I have read many people describe tattooing as filling a blank canvas with art. It sounds very poetic. It reminds me a little of John Locke’s Tabula Rasa, which is a fancy way for describing the view that humans are born as a blank slate on which experience writes. In this view, tattooing is like physically imprinting experiences or memories onto the body. The tattoo draws out the events from the past unique to the individual, they are then coded into symbolism unique to the individual, and finally they are imprinted onto the individual’s body.
Coming from an English major’s point of view, this genre of motivation to get a tattoo is very interesting to me. I spend a lot of my time as a student analysing symbols in works of fiction. Symbols are not concrete, they change depending on the point of view of those interpreting the symbol. Which is why when you do a literature degree, you will have to understand a little about the author’s background and the historical contexts to get a better grasp on what they wish to say. Tattoos are the same way. To interpret tattoos, you are essentially interpreting the people with the tattoos themselves.
A tattoo does not only say a lot about the person with the tattoo, but also of the culture in which they live. We take it for granted that we understand symbols that are relevant to our culture. For instance it is common knowledge that a heart means love. In the future, if there is no way to decode the common symbols we use today, then our symbols will be extinct. Does this mean that it loses all trace of meaning? It is my view that it does not. If you have a tattoo of a rose, for example, someone in the future could believe that your tattoo is a symbol of high status, or that you personally liked roses, thus giving the tattoo new meaning.

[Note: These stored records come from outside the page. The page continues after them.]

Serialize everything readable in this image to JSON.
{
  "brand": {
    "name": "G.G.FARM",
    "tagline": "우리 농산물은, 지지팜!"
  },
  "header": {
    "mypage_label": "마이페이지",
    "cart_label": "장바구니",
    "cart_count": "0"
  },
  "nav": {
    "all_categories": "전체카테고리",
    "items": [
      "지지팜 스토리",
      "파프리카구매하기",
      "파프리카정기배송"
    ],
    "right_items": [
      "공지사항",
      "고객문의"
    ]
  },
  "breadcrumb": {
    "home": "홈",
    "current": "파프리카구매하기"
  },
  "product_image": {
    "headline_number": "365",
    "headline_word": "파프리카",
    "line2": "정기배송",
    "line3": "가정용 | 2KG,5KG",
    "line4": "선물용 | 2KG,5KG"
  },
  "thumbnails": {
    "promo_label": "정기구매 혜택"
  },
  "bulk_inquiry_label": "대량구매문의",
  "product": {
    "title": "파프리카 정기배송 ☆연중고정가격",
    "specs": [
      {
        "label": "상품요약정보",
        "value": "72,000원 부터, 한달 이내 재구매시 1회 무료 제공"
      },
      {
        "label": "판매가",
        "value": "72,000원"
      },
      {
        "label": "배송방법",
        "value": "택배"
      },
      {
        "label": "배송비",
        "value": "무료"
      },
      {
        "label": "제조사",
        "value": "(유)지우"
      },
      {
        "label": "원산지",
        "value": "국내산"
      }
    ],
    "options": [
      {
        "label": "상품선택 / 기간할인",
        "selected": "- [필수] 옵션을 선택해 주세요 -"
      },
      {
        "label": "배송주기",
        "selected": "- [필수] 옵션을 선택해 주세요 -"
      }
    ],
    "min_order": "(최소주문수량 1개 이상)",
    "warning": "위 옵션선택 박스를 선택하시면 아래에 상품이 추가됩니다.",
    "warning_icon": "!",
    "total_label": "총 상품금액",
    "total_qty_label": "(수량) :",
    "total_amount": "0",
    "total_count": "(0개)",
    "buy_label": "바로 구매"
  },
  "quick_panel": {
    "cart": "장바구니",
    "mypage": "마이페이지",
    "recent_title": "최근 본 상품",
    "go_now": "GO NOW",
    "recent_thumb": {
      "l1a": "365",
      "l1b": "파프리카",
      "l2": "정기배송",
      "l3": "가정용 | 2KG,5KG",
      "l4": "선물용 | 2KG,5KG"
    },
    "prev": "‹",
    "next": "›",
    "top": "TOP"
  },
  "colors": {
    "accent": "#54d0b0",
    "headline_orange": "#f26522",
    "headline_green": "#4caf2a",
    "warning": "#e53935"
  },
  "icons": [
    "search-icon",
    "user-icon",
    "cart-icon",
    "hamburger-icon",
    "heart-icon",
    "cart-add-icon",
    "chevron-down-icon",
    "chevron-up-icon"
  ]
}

As for me, I am not planning to get a tattoo. There is something very attractive to me about remaining a blank canvas. A blank canvas is the starting point from where an artist can see future possibilities. Once he creates a single stroke or marking on the canvas, it will take on the symbolism he has chosen. If I were to choose a symbol to represent myself, I would want to be seen as the blank canvas with endless possibilities.
Until next time,
(1) Tattoos: the Ancient and Mysterious History – Smithsonianmag.com